The World Health Organization has approved the use of experimental treatments for Ebola patients in West Africa. The Ebola outbreak there is unprecedented, the disease deadly. The number of people who have died from Ebola has surpassed 1,200. VOA's Carol Pearson reports on the ethical considerations of allowing experimental drugs to be used.
Video

Video In Ukraine, Fear and Distrust Remain Where Fighting has Stopped

As the Ukrainian military reclaims control of eastern cities from pro-Russian separatists, residents are getting a chance to rebuild their lives. VOA's Gabe Joselow reports from the town of Kramatorsk in Donetsk province, where a sense of fear is still in the air, and distrust of the government in Kyiv still runs deep.
Video

Video China Targets Overseas Assets of Corrupt Officials

As China presses forward with its anti-graft effort, authorities are targeting corrupt officials who have sent family members and assets overseas. The efforts have stirred up a debate at home on exactly how many officials take that route and how likely it is they will be caught. Rebecca Valli has this report.
Video

Video Leading The Fight Against Islamic State, Kurds Question Iraqi Future

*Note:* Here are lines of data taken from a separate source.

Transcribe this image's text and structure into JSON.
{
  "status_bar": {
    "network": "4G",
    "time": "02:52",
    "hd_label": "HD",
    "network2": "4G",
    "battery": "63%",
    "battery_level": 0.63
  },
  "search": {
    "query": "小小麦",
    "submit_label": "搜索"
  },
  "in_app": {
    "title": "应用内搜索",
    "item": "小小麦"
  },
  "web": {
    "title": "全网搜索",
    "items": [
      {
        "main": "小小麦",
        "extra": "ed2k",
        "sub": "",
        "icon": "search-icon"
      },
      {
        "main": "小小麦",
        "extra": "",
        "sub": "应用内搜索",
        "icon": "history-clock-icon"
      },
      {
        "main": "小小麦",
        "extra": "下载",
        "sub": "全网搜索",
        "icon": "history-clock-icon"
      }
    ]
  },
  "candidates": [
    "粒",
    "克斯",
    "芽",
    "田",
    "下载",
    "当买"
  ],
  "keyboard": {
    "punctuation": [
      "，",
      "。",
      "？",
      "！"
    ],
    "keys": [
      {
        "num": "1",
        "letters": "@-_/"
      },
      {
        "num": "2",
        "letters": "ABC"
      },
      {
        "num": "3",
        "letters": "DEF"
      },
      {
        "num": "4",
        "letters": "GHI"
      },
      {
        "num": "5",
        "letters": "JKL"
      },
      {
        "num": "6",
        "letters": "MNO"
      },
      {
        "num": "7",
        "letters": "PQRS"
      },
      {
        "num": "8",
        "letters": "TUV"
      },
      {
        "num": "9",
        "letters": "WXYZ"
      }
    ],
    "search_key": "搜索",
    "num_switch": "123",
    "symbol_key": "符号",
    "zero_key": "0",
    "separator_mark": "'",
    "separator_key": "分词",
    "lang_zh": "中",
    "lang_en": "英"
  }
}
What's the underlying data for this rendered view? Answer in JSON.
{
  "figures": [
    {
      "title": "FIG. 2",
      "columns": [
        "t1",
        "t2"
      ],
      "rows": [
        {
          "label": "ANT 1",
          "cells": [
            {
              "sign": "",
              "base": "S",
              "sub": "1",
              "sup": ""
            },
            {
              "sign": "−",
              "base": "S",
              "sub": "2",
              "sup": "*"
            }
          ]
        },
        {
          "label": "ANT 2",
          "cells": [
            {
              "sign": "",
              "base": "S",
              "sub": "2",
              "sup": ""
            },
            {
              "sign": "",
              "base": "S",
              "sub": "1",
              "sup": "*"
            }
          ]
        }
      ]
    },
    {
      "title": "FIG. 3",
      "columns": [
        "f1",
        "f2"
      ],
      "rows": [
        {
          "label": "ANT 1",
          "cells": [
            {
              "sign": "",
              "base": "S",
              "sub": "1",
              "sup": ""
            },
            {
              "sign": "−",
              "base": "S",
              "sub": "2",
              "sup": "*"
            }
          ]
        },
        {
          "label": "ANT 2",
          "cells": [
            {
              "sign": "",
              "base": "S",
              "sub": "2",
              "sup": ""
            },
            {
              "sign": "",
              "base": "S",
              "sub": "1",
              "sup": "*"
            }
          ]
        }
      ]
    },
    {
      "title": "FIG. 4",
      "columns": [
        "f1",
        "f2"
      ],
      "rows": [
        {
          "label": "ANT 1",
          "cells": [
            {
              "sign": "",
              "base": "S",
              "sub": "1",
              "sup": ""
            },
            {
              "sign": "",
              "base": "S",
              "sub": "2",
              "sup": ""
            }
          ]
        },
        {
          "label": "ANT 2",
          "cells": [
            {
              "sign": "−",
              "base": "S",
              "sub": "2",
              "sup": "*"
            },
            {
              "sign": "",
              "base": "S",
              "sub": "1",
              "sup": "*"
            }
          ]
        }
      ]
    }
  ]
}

Western countries including the United States have begun arming the Kurdish Peshmerga forces in northern Iraq to aid their battle against extremist Sunni militants from the Islamic State. But there are concerns that a heavily-armed Kurdistan Regional Government, or KRG, might seek to declare independence and cause the break-up of the Iraqi state. As Henry Ridgwell reports from London, the KRG says it will only seek greater autonomy from Baghdad.
Video

Video In Rural Kenya, Pressure Builds Against Female Circumcision

In some Kenyan communities, female genital mutilation remains a rite of passage. But activists are pushing back, with education for girls and with threats of punishment those who perform the circumcision. Mohammed Yusuf looks at the practice in the rural eastern community of Tharaka-Nithi.
Video

Video For Obama, Racial Violence is Personal Issue

The racial violence in the St. Louis suburb of Ferguson is presenting U.S. President Barack Obama with an issue to which he has a deep personal connection. To many Americans, Obama's election as America's first black president marked a turning point in race relations in the United States, and Obama has made ending the violence a policy priority. On Monday he issued a new call for calm and understanding. Luis Ramirez reports from the White House.
Video

Video Clinton-Obama Relationship Could Impact 2016 Election

President Barack Obama and former Secretary of State Hillary Clinton have a long and complicated relationship. That relationship took another turn recently when Clinton criticized the president’s foreign policy. VOA National Correspondent Jim Malone reports there is renewed attention on the Clinton-Obama relationship as Hillary Clinton considers running for
Video

Video Iran Looks to Maintain Influence in Baghdad With New Shia PM

Washington and Tehran share the goal of stopping Syrian-based militants in Iraq. But experts say it's Iran, not the United States, that will most influence how the new government in Baghdad approaches internal reforms and the war in Syria. VOA State Department Correspondent Scott Stearns has the story.

AppleAndroid

New in Music Alley

The Hamilton Live

Paquito D'Rivera, who has won 12 Grammys, is celebrated both for his artistry in Latin jazz and his achievements as a classical composer. D'Rivera's latest project, “Jazz Meets the Classics,” was released this month. He joins us on the latest edition of "The Hamilton Live."